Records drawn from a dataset
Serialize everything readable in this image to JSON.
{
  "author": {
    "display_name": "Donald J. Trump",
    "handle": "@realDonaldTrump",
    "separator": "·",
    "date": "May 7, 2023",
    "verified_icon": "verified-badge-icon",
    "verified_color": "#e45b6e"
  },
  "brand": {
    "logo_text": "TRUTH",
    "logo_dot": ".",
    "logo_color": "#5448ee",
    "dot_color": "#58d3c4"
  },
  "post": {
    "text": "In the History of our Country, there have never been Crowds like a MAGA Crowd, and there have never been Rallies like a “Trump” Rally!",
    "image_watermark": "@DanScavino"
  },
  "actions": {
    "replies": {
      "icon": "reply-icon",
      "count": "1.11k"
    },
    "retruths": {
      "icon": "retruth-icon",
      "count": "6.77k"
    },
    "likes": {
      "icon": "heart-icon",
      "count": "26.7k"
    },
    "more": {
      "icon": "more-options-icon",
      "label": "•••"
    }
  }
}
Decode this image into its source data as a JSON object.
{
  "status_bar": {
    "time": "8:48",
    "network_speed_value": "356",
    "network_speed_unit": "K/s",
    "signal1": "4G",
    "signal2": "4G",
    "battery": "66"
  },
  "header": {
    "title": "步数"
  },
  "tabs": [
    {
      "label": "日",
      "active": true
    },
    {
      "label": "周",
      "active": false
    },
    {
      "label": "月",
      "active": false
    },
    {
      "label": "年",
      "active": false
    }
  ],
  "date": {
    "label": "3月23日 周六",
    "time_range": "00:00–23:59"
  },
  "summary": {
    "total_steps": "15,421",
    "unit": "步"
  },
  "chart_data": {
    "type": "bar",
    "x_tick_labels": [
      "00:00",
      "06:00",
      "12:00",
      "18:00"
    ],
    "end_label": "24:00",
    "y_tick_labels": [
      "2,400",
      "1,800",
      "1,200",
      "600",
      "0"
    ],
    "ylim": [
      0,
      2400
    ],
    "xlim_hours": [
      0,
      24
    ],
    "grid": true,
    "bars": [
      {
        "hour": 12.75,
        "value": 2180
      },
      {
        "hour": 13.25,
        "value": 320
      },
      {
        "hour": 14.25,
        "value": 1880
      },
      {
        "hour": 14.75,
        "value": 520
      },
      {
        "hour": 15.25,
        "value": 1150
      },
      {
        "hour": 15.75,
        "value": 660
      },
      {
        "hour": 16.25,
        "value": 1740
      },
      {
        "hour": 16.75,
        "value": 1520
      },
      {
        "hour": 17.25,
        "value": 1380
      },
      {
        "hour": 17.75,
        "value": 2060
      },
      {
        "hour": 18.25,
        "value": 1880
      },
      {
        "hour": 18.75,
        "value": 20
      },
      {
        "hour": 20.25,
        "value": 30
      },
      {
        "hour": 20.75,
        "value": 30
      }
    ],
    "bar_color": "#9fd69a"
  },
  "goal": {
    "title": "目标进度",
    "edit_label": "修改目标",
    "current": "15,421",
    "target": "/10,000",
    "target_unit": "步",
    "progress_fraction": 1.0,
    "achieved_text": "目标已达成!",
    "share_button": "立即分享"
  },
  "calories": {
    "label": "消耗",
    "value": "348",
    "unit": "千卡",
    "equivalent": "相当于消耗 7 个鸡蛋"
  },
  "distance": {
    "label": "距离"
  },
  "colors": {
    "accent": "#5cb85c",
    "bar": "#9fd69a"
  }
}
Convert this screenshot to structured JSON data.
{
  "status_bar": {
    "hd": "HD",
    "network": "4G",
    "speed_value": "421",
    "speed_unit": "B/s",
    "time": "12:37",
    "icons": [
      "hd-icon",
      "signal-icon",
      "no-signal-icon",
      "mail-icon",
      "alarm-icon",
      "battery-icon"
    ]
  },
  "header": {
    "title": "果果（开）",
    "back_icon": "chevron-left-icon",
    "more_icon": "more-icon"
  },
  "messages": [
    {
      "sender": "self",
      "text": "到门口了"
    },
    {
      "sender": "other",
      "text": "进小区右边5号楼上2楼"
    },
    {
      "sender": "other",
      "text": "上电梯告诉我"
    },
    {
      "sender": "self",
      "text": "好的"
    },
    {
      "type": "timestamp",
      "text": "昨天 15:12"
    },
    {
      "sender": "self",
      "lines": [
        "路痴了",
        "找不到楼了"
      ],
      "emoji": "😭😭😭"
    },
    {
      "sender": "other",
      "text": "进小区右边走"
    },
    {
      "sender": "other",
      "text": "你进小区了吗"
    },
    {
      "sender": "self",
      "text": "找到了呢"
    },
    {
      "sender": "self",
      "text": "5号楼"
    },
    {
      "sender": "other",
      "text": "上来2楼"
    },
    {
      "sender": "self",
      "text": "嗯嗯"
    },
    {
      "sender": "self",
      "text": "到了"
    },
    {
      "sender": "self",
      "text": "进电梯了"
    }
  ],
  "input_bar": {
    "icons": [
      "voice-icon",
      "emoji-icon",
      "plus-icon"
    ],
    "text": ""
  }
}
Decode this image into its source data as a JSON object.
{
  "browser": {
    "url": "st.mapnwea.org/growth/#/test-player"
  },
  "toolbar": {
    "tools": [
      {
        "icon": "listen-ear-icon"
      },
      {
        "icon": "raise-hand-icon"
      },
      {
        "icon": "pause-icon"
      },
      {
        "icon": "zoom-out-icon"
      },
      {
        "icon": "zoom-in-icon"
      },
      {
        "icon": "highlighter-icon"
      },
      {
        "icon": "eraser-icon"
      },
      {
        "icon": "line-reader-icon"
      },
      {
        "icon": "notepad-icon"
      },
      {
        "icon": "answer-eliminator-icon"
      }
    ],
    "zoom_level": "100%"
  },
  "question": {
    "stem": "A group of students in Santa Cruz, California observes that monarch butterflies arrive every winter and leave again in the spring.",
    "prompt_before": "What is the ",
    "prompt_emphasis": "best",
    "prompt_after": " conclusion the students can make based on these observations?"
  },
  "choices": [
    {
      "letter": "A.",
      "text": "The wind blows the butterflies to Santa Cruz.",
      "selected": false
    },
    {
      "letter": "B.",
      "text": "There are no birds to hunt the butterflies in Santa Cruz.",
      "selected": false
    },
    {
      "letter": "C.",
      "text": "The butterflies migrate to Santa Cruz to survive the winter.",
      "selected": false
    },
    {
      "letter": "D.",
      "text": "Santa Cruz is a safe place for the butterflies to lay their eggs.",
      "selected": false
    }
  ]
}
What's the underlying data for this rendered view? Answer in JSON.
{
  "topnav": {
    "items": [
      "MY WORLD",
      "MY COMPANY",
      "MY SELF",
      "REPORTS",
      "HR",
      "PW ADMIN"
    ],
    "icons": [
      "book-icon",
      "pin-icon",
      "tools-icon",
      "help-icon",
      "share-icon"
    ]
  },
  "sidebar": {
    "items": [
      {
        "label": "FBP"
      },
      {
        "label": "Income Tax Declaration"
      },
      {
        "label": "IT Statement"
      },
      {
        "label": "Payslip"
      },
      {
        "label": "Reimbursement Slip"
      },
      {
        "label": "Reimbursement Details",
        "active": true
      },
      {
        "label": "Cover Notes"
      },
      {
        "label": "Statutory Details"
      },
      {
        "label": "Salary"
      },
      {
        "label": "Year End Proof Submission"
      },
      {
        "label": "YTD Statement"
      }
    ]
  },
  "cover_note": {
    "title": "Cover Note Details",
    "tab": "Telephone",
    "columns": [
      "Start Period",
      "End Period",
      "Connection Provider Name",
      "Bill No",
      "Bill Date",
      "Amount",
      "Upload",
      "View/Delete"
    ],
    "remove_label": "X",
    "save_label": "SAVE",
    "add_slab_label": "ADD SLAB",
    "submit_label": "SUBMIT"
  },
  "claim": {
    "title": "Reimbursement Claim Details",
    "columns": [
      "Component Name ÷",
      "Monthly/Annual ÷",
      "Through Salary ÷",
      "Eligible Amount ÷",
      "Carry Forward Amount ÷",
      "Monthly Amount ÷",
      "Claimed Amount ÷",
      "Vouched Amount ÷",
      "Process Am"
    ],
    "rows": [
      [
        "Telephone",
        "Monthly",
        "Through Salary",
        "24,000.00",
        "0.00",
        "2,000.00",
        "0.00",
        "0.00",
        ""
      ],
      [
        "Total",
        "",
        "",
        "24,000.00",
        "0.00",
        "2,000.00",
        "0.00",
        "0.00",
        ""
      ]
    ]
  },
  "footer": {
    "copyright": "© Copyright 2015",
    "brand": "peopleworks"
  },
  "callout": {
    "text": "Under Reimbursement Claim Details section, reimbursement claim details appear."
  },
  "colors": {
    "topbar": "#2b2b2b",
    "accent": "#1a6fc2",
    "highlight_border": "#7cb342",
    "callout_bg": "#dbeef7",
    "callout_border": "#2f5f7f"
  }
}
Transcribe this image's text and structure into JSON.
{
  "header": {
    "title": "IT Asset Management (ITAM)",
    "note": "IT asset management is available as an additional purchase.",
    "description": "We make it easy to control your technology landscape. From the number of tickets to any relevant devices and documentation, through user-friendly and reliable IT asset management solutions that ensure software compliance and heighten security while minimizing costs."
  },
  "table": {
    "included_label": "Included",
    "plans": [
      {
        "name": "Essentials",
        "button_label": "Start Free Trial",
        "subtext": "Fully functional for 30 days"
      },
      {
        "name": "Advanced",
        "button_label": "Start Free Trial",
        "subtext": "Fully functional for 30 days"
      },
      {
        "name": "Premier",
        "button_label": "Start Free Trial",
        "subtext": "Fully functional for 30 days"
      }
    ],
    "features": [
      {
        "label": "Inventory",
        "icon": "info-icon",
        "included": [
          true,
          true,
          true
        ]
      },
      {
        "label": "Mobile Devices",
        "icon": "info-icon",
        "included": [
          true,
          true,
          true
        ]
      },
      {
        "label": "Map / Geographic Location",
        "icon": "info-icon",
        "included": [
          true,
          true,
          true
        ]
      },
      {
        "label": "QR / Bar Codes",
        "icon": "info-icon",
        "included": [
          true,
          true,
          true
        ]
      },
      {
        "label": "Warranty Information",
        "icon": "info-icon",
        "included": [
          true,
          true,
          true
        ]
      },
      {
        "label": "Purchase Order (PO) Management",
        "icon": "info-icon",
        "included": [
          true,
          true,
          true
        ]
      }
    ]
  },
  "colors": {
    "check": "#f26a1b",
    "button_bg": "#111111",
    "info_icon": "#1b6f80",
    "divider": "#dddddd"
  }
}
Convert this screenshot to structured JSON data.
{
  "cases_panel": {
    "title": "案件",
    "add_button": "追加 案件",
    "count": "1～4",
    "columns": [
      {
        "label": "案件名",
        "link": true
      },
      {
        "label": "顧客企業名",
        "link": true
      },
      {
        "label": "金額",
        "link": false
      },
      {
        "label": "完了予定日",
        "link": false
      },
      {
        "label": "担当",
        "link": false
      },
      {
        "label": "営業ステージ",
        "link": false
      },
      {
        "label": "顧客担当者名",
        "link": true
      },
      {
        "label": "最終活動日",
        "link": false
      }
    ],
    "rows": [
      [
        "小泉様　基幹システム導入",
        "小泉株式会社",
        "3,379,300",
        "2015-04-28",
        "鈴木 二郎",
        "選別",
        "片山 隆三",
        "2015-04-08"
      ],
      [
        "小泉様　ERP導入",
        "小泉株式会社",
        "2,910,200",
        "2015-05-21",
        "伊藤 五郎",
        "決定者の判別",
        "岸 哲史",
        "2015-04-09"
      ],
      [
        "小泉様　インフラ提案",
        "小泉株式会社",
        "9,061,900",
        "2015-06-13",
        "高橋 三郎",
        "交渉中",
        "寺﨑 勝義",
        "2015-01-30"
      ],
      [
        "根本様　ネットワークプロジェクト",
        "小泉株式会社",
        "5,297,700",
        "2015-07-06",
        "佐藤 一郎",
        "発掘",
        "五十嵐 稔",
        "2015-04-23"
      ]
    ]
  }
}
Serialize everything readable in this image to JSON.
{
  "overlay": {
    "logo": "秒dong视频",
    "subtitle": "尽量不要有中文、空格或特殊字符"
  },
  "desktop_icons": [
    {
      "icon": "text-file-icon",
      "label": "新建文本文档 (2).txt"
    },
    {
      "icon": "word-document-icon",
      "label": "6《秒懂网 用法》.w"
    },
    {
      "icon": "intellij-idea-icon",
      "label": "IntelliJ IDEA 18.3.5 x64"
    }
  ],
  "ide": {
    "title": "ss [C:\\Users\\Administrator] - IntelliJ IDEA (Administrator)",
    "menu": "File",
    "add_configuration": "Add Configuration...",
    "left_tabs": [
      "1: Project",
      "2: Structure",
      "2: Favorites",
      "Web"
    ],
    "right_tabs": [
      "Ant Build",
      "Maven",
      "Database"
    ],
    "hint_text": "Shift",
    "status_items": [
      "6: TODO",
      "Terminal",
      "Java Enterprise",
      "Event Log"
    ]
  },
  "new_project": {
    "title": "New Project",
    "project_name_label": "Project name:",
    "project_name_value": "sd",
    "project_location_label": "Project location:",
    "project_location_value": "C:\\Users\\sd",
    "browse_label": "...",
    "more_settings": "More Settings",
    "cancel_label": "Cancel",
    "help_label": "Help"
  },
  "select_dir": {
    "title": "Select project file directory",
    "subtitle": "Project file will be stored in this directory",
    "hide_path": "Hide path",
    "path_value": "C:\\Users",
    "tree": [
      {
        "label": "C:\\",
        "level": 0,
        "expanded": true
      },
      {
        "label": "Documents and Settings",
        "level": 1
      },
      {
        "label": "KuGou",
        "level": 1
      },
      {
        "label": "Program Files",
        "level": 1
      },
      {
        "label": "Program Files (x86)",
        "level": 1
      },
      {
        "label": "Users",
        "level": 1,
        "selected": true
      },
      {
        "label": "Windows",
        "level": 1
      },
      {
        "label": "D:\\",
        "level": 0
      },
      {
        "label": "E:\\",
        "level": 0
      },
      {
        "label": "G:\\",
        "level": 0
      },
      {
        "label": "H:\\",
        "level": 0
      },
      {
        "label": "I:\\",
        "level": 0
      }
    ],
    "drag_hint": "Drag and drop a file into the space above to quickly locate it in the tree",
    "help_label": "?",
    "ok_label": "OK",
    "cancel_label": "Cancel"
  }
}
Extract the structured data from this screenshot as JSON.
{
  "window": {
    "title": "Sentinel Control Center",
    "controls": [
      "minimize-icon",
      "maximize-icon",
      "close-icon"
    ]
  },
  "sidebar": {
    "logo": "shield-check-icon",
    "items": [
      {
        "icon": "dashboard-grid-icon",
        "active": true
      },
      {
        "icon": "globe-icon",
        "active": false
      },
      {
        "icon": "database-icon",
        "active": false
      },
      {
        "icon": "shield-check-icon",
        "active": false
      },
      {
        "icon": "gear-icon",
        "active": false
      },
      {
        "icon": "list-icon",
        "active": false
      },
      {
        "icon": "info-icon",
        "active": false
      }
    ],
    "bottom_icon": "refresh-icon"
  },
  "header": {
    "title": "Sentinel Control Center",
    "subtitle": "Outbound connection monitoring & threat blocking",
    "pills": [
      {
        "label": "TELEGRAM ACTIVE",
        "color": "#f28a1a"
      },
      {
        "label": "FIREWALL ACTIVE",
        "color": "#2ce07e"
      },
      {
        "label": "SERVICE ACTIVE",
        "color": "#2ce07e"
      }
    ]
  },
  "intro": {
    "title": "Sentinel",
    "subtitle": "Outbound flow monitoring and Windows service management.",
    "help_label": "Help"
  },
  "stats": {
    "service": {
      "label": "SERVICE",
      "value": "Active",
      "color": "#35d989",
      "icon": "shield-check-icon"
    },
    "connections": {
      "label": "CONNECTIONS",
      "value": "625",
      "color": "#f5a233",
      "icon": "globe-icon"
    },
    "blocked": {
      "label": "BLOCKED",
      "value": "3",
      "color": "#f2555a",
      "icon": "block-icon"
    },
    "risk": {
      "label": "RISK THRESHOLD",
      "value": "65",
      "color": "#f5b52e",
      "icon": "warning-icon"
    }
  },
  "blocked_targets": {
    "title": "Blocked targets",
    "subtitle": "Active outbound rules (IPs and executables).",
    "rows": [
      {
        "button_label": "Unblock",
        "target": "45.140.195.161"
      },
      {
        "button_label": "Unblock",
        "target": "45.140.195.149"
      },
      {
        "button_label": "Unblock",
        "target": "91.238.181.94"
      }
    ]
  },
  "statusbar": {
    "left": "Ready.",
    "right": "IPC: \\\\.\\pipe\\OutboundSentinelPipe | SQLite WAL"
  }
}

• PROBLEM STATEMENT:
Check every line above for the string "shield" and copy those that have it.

• TASK RESPONSE:
    "logo": "shield-check-icon",
        "icon": "shield-check-icon",
      "icon": "shield-check-icon"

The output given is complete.